2. A variable-frequency polyphase current generator in accordance With claim 1, wherein said gating means each include first and second transistors each having an emitter, a collector and a base, and circuit means connecting the Ibases and emitters of said first and second transistors to said second input, the collector of the first transistor to said first input and the collector of the second transistor to the output of the gating means.
3. A variable-frequency polyphase current generator in accordance with claim 1, wherein each of said memory unit includes a capacitor connected at the output of the said gating means.
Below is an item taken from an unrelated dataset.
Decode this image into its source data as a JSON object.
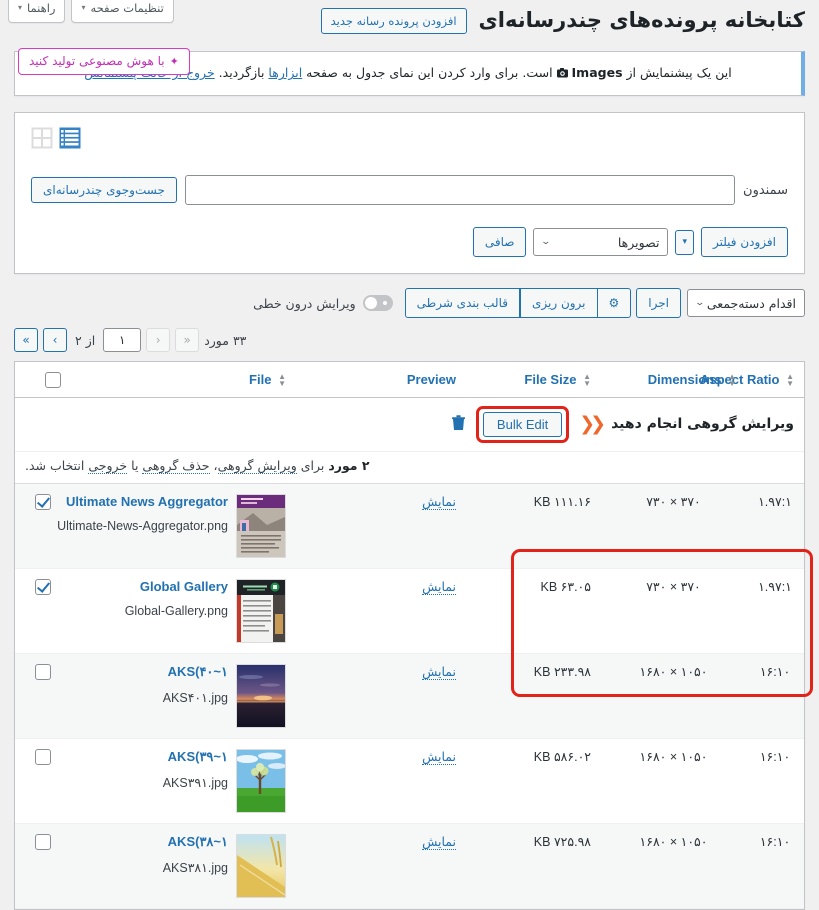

4. A variable-frequency polyphase current generator in accordance with claim 1, said generator further including recording means connected to the outputs of said generating means and of said further generator, and reading means cooperating with said recording means, said reading means being connected to the outputs of said generating means and of said further generator.
References Cited UNITED STATES PATENTS 2,788,476 4/1957 Shaw B18-20.350 2,935,660 5/1960 Patchell 318-20756 3,150,303 9/1964 James et al. 318-207 XR 3,171,073 2/1965 Adams 318-207 3,308,307 3/1967 Moritz 318-341 XR 3,331,006 7/1967 Strand et al. 318-341 XR ORIS L. RADER, Primary Examiner. G. Z. RUBINSON, Assistant Examiner.
U.S. Cl. X.R. 318--18, 341